◆ **DATASET EXTRACT**:
* * *

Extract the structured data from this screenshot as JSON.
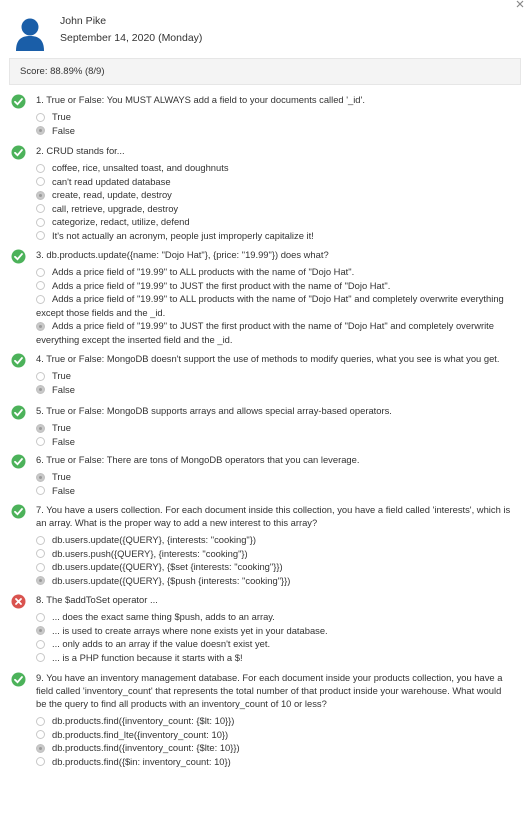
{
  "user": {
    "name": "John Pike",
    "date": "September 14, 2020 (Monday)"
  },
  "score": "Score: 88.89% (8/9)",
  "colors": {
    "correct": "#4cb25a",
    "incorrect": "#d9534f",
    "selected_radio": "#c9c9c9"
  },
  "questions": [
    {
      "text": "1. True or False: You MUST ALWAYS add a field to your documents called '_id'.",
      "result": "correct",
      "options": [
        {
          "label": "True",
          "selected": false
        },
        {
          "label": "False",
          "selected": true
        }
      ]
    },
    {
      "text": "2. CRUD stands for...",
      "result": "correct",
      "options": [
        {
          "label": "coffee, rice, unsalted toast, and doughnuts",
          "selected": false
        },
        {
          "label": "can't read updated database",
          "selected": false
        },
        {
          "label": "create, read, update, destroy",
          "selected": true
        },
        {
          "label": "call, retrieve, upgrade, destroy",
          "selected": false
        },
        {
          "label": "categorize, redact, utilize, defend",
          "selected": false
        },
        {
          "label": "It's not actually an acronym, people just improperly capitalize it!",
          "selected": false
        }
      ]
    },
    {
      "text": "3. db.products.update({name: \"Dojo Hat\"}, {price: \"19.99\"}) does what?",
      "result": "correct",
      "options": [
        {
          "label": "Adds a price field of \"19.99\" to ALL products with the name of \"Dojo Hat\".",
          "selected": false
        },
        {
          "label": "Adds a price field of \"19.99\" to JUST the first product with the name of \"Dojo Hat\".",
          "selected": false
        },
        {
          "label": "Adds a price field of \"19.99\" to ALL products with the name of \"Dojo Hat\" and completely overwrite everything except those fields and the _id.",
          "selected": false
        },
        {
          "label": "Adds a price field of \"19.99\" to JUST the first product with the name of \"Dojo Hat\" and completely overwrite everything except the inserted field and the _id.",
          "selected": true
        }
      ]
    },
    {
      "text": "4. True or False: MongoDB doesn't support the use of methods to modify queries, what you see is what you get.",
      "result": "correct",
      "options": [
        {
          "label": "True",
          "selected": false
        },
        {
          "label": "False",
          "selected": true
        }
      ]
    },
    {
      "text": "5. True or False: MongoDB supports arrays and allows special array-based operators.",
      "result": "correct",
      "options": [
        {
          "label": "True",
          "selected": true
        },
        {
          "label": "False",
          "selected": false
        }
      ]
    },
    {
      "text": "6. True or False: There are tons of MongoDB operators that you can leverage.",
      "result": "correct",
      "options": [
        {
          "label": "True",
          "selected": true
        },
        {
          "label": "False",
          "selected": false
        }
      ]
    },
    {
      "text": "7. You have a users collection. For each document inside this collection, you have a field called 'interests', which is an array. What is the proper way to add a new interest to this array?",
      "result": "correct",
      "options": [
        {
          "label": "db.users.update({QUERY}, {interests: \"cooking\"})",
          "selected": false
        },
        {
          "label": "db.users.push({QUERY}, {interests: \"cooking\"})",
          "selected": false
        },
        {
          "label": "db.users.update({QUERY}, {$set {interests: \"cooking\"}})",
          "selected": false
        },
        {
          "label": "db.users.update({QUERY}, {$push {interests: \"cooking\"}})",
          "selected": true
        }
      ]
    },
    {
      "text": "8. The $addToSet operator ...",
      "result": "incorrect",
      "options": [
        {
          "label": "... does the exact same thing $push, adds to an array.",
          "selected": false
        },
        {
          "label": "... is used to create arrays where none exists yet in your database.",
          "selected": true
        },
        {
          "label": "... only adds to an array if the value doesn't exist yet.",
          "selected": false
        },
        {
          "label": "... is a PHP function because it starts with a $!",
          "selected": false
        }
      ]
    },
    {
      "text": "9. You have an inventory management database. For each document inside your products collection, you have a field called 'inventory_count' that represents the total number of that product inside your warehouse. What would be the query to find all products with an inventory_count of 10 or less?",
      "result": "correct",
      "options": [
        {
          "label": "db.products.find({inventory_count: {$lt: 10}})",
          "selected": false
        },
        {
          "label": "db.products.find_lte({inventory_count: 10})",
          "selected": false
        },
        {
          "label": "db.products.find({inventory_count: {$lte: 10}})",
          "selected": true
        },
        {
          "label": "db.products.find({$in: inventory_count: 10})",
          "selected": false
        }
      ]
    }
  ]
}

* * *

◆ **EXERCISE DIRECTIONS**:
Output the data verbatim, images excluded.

◆ **TASK ANSWER**:
Extract the structured data from this screenshot as JSON.
{
  "user": {
    "name": "John Pike",
    "date": "September 14, 2020 (Monday)"
  },
  "score": "Score: 88.89% (8/9)",
  "colors": {
    "correct": "#4cb25a",
    "incorrect": "#d9534f",
    "selected_radio": "#c9c9c9"
  },
  "questions": [
    {
      "text": "1. True or False: You MUST ALWAYS add a field to your documents called '_id'.",
      "result": "correct",
      "options": [
        {
          "label": "True",
          "selected": false
        },
        {
          "label": "False",
          "selected": true
        }
      ]
    },
    {
      "text": "2. CRUD stands for...",
      "result": "correct",
      "options": [
        {
          "label": "coffee, rice, unsalted toast, and doughnuts",
          "selected": false
        },
        {
          "label": "can't read updated database",
          "selected": false
        },
        {
          "label": "create, read, update, destroy",
          "selected": true
        },
        {
          "label": "call, retrieve, upgrade, destroy",
          "selected": false
        },
        {
          "label": "categorize, redact, utilize, defend",
          "selected": false
        },
        {
          "label": "It's not actually an acronym, people just improperly capitalize it!",
          "selected": false
        }
      ]
    },
    {
      "text": "3. db.products.update({name: \"Dojo Hat\"}, {price: \"19.99\"}) does what?",
      "result": "correct",
      "options": [
        {
          "label": "Adds a price field of \"19.99\" to ALL products with the name of \"Dojo Hat\".",
          "selected": false
        },
        {
          "label": "Adds a price field of \"19.99\" to JUST the first product with the name of \"Dojo Hat\".",
          "selected": false
        },
        {
          "label": "Adds a price field of \"19.99\" to ALL products with the name of \"Dojo Hat\" and completely overwrite everything except those fields and the _id.",
          "selected": false
        },
        {
          "label": "Adds a price field of \"19.99\" to JUST the first product with the name of \"Dojo Hat\" and completely overwrite everything except the inserted field and the _id.",
          "selected": true
        }
      ]
    },
    {
      "text": "4. True or False: MongoDB doesn't support the use of methods to modify queries, what you see is what you get.",
      "result": "correct",
      "options": [
        {
          "label": "True",
          "selected": false
        },
        {
          "label": "False",
          "selected": true
        }
      ]
    },
    {
      "text": "5. True or False: MongoDB supports arrays and allows special array-based operators.",
      "result": "correct",
      "options": [
        {
          "label": "True",
          "selected": true
        },
        {
          "label": "False",
          "selected": false
        }
      ]
    },
    {
      "text": "6. True or False: There are tons of MongoDB operators that you can leverage.",
      "result": "correct",
      "options": [
        {
          "label": "True",
          "selected": true
        },
        {
          "label": "False",
          "selected": false
        }
      ]
    },
    {
      "text": "7. You have a users collection. For each document inside this collection, you have a field called 'interests', which is an array. What is the proper way to add a new interest to this array?",
      "result": "correct",
      "options": [
        {
          "label": "db.users.update({QUERY}, {interests: \"cooking\"})",
          "selected": false
        },
        {
          "label": "db.users.push({QUERY}, {interests: \"cooking\"})",
          "selected": false
        },
        {
          "label": "db.users.update({QUERY}, {$set {interests: \"cooking\"}})",
          "selected": false
        },
        {
          "label": "db.users.update({QUERY}, {$push {interests: \"cooking\"}})",
          "selected": true
        }
      ]
    },
    {
      "text": "8. The $addToSet operator ...",
      "result": "incorrect",
      "options": [
        {
          "label": "... does the exact same thing $push, adds to an array.",
          "selected": false
        },
        {
          "label": "... is used to create arrays where none exists yet in your database.",
          "selected": true
        },
        {
          "label": "... only adds to an array if the value doesn't exist yet.",
          "selected": false
        },
        {
          "label": "... is a PHP function because it starts with a $!",
          "selected": false
        }
      ]
    },
    {
      "text": "9. You have an inventory management database. For each document inside your products collection, you have a field called 'inventory_count' that represents the total number of that product inside your warehouse. What would be the query to find all products with an inventory_count of 10 or less?",
      "result": "correct",
      "options": [
        {
          "label": "db.products.find({inventory_count: {$lt: 10}})",
          "selected": false
        },
        {
          "label": "db.products.find_lte({inventory_count: 10})",
          "selected": false
        },
        {
          "label": "db.products.find({inventory_count: {$lte: 10}})",
          "selected": true
        },
        {
          "label": "db.products.find({$in: inventory_count: 10})",
          "selected": false
        }
      ]
    }
  ]
}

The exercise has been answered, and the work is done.